Networks Looking At Options For Summer

Between the February sweeps and sifting through fall 2005 pilots, the broadcast networks have yet to set their summer schedules. But they are beginning to strategize about what is becoming as hotly contested a TV season as any during the year.

On tap, naturally, are more nonscripted series, with at least three related to music and music stars. Advertisers have expressed some concern that broadcasters’ continued reliance on nonscripted programming could cause interest in the genre to burn out prematurely. And this summer will also see new scripted programming, although not as much, perhaps, as the networks would like.

Still, Stacey Lynn Koerner, evp and director of global research integration for Interpublic Group’s Initiative, said that because of reality’s cost-effectiveness, and the immediate buzz it can generate for the networks, there were few alternatives to consider.

“Part of the problem is the networks just don’t have enough scripted stuff to fill in the blanks,” said Koerner. “And it’s harder for the networks to get traction with scripted series.”

Reality in the summer is “not foolproof, but all things considered, it’s probably their best option,” said Brad Adgage, svp and director of corporate research for independent Horizon Media.

CBS plans to air Big Brother 6 and Mark Burnett’s The Next Great Rock Star, a search to replace INXS singer Michael Hutchence, who died in 1997. NBC announced summer launches for its socialite-search show I Want to Be a Hilton, the reality sitcom Tommy Lee Goes to College and David E. Kelley’s attorney contest show The Law Firm.

Meanwhile, the WB announced new episodes of the family drama Summerland (a limited second season begins Feb. 28). And UPN is tentatively prepping for summer R U the Girl, with T-Boz and Chili, a search to replace R&B group TLC’s Lisa “Left Eye” Lopez, who died in 2002.

ABC confirmed it would not bring back last summer’s family drama The Days, produced in association with WPP Group’s MindShare. But ABC entertainment president Stephen McPherson said the network is partnering with MindShare on several other as-yet-undisclosed projects.

Of course, Fox may have the most riding on summer.
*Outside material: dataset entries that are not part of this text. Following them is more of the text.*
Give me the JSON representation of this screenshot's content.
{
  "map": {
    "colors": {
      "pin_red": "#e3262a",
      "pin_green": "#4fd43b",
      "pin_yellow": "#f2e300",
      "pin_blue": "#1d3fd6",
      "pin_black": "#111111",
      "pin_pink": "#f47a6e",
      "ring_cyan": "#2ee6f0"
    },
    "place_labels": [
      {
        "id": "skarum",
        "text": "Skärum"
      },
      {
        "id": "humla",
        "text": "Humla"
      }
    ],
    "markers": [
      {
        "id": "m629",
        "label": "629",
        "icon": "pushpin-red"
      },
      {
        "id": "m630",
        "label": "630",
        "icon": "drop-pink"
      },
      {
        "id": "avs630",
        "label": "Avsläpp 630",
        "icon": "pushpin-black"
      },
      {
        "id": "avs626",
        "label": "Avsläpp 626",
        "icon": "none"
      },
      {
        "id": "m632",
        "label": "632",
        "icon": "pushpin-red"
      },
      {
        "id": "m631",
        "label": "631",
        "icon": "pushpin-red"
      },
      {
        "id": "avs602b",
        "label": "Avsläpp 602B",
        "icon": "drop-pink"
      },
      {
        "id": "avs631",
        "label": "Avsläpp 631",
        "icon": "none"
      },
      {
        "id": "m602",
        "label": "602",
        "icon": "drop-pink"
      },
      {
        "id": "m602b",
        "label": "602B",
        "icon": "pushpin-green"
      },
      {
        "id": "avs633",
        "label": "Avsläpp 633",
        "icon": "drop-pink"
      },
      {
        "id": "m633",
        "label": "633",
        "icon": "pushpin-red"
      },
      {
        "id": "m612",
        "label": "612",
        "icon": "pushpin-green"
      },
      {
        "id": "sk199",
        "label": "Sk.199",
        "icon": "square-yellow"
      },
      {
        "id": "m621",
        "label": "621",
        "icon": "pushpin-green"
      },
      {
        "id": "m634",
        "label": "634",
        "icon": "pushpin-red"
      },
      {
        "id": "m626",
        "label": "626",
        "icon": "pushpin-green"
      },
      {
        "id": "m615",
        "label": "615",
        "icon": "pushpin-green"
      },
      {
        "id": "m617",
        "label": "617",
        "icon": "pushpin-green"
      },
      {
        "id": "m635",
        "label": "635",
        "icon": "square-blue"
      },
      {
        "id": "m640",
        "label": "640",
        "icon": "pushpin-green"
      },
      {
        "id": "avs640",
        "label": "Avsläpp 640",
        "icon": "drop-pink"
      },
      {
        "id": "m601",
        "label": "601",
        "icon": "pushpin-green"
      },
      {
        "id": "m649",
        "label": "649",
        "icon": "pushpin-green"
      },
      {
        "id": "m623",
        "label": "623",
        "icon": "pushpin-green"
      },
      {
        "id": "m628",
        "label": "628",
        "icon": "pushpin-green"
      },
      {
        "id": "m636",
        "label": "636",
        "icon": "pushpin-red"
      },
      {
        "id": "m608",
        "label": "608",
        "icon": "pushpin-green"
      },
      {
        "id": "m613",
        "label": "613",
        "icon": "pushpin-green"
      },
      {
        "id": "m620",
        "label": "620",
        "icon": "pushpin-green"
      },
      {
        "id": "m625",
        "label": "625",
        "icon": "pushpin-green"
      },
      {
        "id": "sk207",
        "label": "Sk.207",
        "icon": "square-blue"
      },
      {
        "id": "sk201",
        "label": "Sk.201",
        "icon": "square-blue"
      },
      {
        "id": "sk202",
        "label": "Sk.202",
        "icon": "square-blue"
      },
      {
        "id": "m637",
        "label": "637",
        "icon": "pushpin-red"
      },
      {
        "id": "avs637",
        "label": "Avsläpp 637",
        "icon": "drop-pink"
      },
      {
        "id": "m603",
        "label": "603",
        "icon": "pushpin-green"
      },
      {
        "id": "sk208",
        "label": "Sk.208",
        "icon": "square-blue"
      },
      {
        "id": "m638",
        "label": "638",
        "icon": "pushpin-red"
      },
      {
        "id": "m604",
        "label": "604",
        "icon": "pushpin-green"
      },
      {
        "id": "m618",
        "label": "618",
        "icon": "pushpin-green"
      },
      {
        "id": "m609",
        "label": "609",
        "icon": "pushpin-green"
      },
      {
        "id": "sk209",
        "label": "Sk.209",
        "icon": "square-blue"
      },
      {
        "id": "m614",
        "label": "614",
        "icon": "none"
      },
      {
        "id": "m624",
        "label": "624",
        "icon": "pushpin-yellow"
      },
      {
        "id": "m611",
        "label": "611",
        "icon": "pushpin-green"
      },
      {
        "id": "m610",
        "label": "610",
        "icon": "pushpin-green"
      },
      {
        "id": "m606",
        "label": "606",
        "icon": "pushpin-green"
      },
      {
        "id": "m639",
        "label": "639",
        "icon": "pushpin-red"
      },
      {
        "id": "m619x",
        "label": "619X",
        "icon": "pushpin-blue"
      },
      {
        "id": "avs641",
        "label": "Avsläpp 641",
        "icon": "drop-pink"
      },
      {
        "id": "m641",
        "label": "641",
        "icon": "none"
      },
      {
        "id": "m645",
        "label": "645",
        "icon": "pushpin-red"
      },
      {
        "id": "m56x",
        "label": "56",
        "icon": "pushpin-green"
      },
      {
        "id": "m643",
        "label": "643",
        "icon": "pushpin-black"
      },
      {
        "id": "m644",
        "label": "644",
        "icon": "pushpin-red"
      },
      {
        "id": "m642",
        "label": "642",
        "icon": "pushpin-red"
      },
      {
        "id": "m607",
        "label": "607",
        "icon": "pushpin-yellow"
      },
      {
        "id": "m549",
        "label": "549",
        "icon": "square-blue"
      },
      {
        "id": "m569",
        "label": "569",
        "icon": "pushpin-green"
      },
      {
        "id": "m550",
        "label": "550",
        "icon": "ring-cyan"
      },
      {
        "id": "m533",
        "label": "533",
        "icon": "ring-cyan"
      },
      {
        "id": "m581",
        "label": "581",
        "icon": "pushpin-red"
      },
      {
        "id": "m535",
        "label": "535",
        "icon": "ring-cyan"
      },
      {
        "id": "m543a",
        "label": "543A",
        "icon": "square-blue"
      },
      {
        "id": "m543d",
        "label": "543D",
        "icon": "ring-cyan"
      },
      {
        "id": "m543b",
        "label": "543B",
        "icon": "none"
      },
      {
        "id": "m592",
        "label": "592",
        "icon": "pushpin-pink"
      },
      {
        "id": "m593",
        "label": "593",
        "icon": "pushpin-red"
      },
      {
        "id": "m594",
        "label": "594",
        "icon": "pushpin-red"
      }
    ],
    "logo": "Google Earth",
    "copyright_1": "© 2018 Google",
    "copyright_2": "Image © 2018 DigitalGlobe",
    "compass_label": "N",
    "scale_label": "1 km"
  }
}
Its move last year to a 52-week schedule hinged on a full slate of June launches, including reality show The Casino and scripted series North Shore, The Jury, Method & Red and Quintuplets. But much of that slate failed to win viewers.

At the TV critics tour in Los Angeles last month, Fox entertainment president Gail Berman addressed last summer’s losing strategy, saying, “We knew we were going to take our lumps in doing that.” Although she expressed her belief in viewers’ desire for original summer programming, she acknowledged audience wariness. “They don’t know fully yet that we’re not giving them burn-off theater in the summer,” she said.

Fox executives confirmed further refinement of their summer rollout. “What we’ll try to do differently from last year is blur the line more between the end-of-May sweeps and summer,” said Preston Beckman, evp of strategic program planning at Fox.

To that end, Beckman said, American Dad would launch during the May sweeps and, paired with new episodes of Family Guy, would run past the end of the traditional season. He said the midseason sitcom Life on a Stick could run past May, too. And Beckman added that Fox also would stagger its summer schedule more than last year by introducing shows in both July and August.

NBC has been nearly as aggressive as Fox in terms of summer scheduling. In addition to unscripted launches, NBC Universal TV Group president Jeff Zucker has publicly stated his desire to introduce scripted series into the mix. But the network may have to postpone such ambitious plans. With Medium and Committed already on the air, and with spring launch dates for Law & Order: Trial by Jury and The Office, there is little scripted material left as NBC continues to plug holes in its struggling regular-season schedule.

At last month’s critics tour, NBC entertainment president Kevin Reilly said that getting scripted series into NBC’s summer rotation is “still a goal.”